== Data extracts ==
+ + +
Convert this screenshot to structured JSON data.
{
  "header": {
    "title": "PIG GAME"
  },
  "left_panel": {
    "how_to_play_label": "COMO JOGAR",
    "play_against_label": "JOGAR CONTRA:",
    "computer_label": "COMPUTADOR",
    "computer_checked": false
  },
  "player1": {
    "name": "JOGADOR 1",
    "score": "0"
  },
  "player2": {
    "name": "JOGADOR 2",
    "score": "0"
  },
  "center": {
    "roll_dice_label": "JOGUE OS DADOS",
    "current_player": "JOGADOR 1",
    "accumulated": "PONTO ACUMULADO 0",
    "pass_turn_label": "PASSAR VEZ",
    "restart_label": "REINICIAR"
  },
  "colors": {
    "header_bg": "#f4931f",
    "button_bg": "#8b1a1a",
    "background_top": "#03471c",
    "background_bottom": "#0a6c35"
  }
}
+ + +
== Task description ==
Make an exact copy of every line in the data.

== Result for this exercise ==
Convert this screenshot to structured JSON data.
{
  "header": {
    "title": "PIG GAME"
  },
  "left_panel": {
    "how_to_play_label": "COMO JOGAR",
    "play_against_label": "JOGAR CONTRA:",
    "computer_label": "COMPUTADOR",
    "computer_checked": false
  },
  "player1": {
    "name": "JOGADOR 1",
    "score": "0"
  },
  "player2": {
    "name": "JOGADOR 2",
    "score": "0"
  },
  "center": {
    "roll_dice_label": "JOGUE OS DADOS",
    "current_player": "JOGADOR 1",
    "accumulated": "PONTO ACUMULADO 0",
    "pass_turn_label": "PASSAR VEZ",
    "restart_label": "REINICIAR"
  },
  "colors": {
    "header_bg": "#f4931f",
    "button_bg": "#8b1a1a",
    "background_top": "#03471c",
    "background_bottom": "#0a6c35"
  }
}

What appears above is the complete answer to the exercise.